Indeed, as I have been teaching in workshops around the country, the key is “To Invest For The Bailout, And Not The Crisis”. What happened with AIG is one part of a four part sequence:
What I have been calling “The Obvious” for sometime, in terms of a systematic crisis that was plainly visible and coming at us like a freight train, has now arrived in force in the last couple of the weeks. We are in the midst of Stage Two at this point, and the “The Bailout” is still unfolding. Stage Three, “The Inevitable” will likely be kicking increasingly into gear over the coming months, and will likely become a dominant factor in global financial markets over the next few years. All three stages together form the opportunity, that of “The Arbitrage” – but the window to take advantage of this opportunity will not persist indefinitely, and could end quite quickly.
First, you need to very seriously think about cutting your ownership of financial assets. The type of disaster scenario we are talking about could devastate stock and bond markets for a generation. If you are investing for retirement and your portfolio gets taken down by just such a scenario, then you may never have the chance to replace it. For these reasons, there is a powerful, powerful case for moving a substantial portion of your assets into tangible assets. Good examples of tangible assets include gold, silver, commodities, real estate, farmland and energy.

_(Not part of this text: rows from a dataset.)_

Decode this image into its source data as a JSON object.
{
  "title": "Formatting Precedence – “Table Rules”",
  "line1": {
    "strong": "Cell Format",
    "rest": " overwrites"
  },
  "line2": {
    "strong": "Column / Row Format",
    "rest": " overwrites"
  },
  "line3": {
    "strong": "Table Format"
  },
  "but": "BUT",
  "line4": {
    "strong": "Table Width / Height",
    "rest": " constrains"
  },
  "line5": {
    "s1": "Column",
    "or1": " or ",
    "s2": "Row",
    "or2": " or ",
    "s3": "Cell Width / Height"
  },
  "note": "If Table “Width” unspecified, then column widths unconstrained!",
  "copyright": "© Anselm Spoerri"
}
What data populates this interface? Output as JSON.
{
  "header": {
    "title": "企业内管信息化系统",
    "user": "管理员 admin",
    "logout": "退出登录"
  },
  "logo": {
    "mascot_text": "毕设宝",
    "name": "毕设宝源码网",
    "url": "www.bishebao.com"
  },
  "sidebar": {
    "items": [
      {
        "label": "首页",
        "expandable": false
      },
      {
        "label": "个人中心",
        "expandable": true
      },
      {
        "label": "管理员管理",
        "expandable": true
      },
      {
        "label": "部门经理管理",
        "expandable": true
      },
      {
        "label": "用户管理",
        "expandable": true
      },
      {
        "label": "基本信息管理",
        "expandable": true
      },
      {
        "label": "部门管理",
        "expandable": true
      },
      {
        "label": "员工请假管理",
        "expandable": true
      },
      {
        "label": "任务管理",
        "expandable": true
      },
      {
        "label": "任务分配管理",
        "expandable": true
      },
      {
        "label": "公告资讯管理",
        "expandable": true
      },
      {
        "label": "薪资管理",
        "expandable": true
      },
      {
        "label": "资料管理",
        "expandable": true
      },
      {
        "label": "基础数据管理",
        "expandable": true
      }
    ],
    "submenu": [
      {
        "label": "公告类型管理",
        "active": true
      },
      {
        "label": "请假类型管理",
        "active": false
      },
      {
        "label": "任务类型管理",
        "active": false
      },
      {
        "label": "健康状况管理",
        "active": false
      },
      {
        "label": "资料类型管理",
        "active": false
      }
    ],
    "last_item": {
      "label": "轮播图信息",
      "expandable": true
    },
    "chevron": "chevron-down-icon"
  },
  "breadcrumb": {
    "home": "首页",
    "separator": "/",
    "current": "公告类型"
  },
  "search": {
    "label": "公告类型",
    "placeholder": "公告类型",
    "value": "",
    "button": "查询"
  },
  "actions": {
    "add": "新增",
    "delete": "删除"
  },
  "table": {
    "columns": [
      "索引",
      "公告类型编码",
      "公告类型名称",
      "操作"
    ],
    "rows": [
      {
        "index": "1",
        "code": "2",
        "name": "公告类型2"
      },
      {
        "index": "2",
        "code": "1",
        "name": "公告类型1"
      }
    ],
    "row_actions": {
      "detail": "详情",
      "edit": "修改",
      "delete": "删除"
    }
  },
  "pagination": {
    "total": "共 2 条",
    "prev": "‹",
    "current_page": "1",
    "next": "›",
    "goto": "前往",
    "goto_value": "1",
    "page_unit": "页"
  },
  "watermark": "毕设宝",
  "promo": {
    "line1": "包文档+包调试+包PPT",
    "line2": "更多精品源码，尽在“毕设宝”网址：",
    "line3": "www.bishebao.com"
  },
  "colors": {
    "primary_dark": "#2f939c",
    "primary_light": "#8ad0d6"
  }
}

The next thing you should very seriously think about is whether crisis leads to opportunity, in ways that go well beyond a simple strategy of only buying tangible assets. John Paulson saw the crisis that was coming in subprime mortgages, researched and educated himself on this area (which had not been his field of expertise), and he turned the crisis into a $3-$4 billion personal payday in 2007. If you're not a hedge fund manager like Paulson, you may not have the tools that he used to turn a market crisis into personal billions. That’s OK, because Paulson didn’t start with the tools either. He started with educating himself, learning about a new area, until he came up with a novel way to profit from disaster. A method that wasn’t in the financial textbooks, and that he didn’t find by reading a financial columnist in the paper.
You have more tools than you may think, some of which may surprise you. Tools which can give you the opportunity to turn financial disaster into personal net worth. There are ways you can use those tools to turn the destruction of the currency into perhaps the greatest real wealth-building opportunity of your life, on a long-term and tax-advantaged basis. But, if you want this to happen -- you will need to start with learning. You are going to have to educate yourself, and work to not just understand, but to master some of the financial forces and methods in play here. You will have to learn how to turn the destruction of paper wealth into real wealth. With Turning Inflation Into Wealth being the first key step. My best wishes to you for turning this challenge into an extraordinary personal opportunity.
Return to 5W